The DOT Act was established in 1991 and consists of rules that regulate the commercial driving industry. Their primary focus and priority are to do with issues of safety of commercial driving for all that are concerned, including the drivers themselves.
It is required that all agencies and employers ensure that all employees under this criteria follow the stipulated rules and regulations of DOT.
The DOT rules are applicable to only one group of workers, who in this case are commercially licensed drivers.

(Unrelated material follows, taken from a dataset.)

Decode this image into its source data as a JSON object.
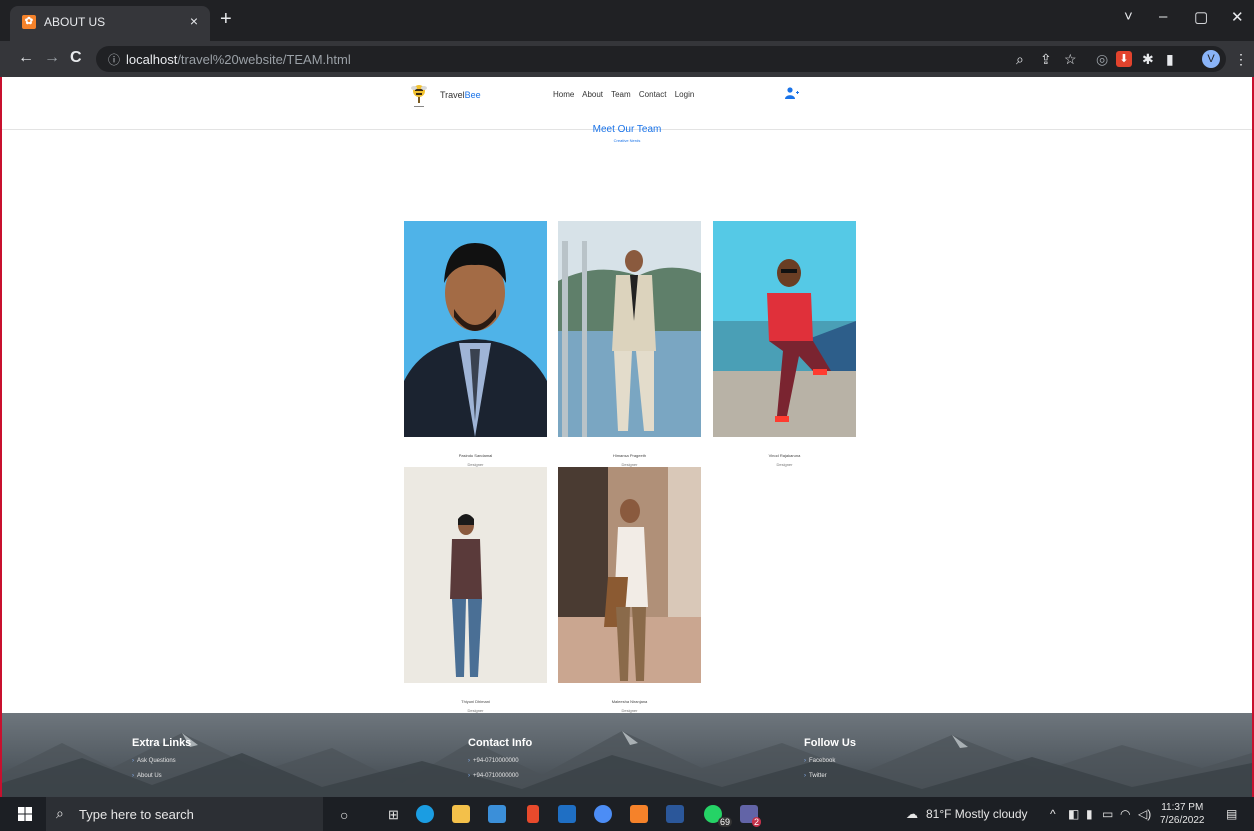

Even though other staff are involved, such as assistants who load and unload freight, they are not subject to DOT.
ALL the rules, regulations and procedures are to be found in Title 49 of the Code of Federal Regulations (CFR) Part 40, in what is often referred to as “PAR 40”.
Who is Subject to DOT Drug Tests?
“Safety-sensitive” employees are the type of people that must undergo DOT drug testing.
These employees are usually categorized as safety sensitive because of the tasks they undertake, and not because of their job title.
The reasons for this are to ensure safety for all travelers, coworkers and the person themselves, as well as cargo.
As such, the following employees are required to be tested:
Federal Aviation Administration (FAA): Employees in this group include flight crews and flight attendants, flight instructors, aircraft dispatchers, among others.
Federal Commercial Motor Carriers Administration(FCMCIA): Includes Commercial Driver’s License (CDL) holders operating Commercial Motor Vehicles (CMVs), as well as vehicles that carry 16 passengers or more (including the driver), or vehicles which transport hazardous materials and are required to display a DOT placard.
– U.S. Coast Guard (Maritime): Includes all crew members operating a commercial vessel.
– Federal Railroad Administration (FRA): all the Hours of Service Act personnel, engine & train, and signal service or train dispatchers are tested.
– Pipeline and Hazardous Materials (PHMSA): emergency response, Operations, and maintenance.
– Federal Transit Administration (FTA): It includes Vehicle operators, controllers, mechanics as well as armed security.
Typical DOT Drug Testing Requirements
Drugs test are usually done for such drugs as:
– Cocaine and opiates including morphine and codeine.
– Amphetamine, methamphetamine stimulants, and phencyclidine,
– Opioids such as codeine, heroin, morphine, hydrocodone, oxycodone, hydromorphone, and oxymorphone.
Situations When DOT Drug Testing is Required
The following situation required a safety-sensitive employee to undergo drug tests.
– As a pre-employment requirement, and before you begin your work responsibilities.
– Whenever there is reasonable cause or suspicion for one to undergo the test, could mostly out of an employee’s appearance, speech or any other condition that warrants the need for testing.
– Testing can also be done at random and without warning, and are usually done on a quarterly basis
– As part of Return –To Duty Requirement, especially after a violation and can be done consistently for a period of 12 months after a violation.
– Can also be done as Post-accident testing if you are placed in those criteria.
What Are the Consequences for Failing a DOT Drug Test?
If it happens that you fail the DOT drug testing, the DOT rules, and regulations indicate the following:
Your employer is required to remove you from performing the DOT safety-sensitive job.
Depending on all the circumstances, as well as companies employment policy, you might lose your license.